* What you are asked to do
Print out each record, keeping it identical to the original.

::: Input for this task :::

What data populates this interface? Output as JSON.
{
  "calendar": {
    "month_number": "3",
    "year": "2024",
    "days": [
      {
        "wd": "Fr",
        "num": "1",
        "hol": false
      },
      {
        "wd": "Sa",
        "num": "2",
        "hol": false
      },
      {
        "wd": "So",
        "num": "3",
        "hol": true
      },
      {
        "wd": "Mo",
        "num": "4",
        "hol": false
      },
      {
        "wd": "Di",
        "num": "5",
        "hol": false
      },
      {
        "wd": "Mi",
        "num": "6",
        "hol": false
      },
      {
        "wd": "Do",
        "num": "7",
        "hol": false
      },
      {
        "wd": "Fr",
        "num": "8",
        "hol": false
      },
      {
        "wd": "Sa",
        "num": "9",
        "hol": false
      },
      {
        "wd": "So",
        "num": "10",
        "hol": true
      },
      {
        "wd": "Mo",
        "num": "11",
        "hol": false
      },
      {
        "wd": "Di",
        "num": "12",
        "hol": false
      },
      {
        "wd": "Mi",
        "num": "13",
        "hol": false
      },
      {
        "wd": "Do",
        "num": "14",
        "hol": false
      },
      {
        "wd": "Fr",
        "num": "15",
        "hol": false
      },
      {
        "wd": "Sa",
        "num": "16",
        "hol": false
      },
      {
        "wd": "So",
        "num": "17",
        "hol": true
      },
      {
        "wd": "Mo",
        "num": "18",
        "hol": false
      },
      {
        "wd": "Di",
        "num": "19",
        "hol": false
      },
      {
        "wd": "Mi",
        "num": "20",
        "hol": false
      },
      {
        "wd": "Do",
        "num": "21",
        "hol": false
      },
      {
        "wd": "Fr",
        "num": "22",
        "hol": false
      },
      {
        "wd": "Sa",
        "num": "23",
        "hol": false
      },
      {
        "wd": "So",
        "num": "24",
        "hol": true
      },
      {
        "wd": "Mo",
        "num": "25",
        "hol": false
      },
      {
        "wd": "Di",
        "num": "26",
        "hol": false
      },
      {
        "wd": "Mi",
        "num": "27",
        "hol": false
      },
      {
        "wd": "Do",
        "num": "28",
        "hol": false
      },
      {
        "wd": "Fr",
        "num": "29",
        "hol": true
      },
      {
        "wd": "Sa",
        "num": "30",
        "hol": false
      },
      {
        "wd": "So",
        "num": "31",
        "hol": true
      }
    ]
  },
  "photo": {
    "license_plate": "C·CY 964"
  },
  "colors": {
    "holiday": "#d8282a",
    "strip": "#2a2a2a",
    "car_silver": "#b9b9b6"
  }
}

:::

* Solution for this exercise
What data populates this interface? Output as JSON.
{
  "calendar": {
    "month_number": "3",
    "year": "2024",
    "days": [
      {
        "wd": "Fr",
        "num": "1",
        "hol": false
      },
      {
        "wd": "Sa",
        "num": "2",
        "hol": false
      },
      {
        "wd": "So",
        "num": "3",
        "hol": true
      },
      {
        "wd": "Mo",
        "num": "4",
        "hol": false
      },
      {
        "wd": "Di",
        "num": "5",
        "hol": false
      },
      {
        "wd": "Mi",
        "num": "6",
        "hol": false
      },
      {
        "wd": "Do",
        "num": "7",
        "hol": false
      },
      {
        "wd": "Fr",
        "num": "8",
        "hol": false
      },
      {
        "wd": "Sa",
        "num": "9",
        "hol": false
      },
      {
        "wd": "So",
        "num": "10",
        "hol": true
      },
      {
        "wd": "Mo",
        "num": "11",
        "hol": false
      },
      {
        "wd": "Di",
        "num": "12",
        "hol": false
      },
      {
        "wd": "Mi",
        "num": "13",
        "hol": false
      },
      {
        "wd": "Do",
        "num": "14",
        "hol": false
      },
      {
        "wd": "Fr",
        "num": "15",
        "hol": false
      },
      {
        "wd": "Sa",
        "num": "16",
        "hol": false
      },
      {
        "wd": "So",
        "num": "17",
        "hol": true
      },
      {
        "wd": "Mo",
        "num": "18",
        "hol": false
      },
      {
        "wd": "Di",
        "num": "19",
        "hol": false
      },
      {
        "wd": "Mi",
        "num": "20",
        "hol": false
      },
      {
        "wd": "Do",
        "num": "21",
        "hol": false
      },
      {
        "wd": "Fr",
        "num": "22",
        "hol": false
      },
      {
        "wd": "Sa",
        "num": "23",
        "hol": false
      },
      {
        "wd": "So",
        "num": "24",
        "hol": true
      },
      {
        "wd": "Mo",
        "num": "25",
        "hol": false
      },
      {
        "wd": "Di",
        "num": "26",
        "hol": false
      },
      {
        "wd": "Mi",
        "num": "27",
        "hol": false
      },
      {
        "wd": "Do",
        "num": "28",
        "hol": false
      },
      {
        "wd": "Fr",
        "num": "29",
        "hol": true
      },
      {
        "wd": "Sa",
        "num": "30",
        "hol": false
      },
      {
        "wd": "So",
        "num": "31",
        "hol": true
      }
    ]
  },
  "photo": {
    "license_plate": "C·CY 964"
  },
  "colors": {
    "holiday": "#d8282a",
    "strip": "#2a2a2a",
    "car_silver": "#b9b9b6"
  }
}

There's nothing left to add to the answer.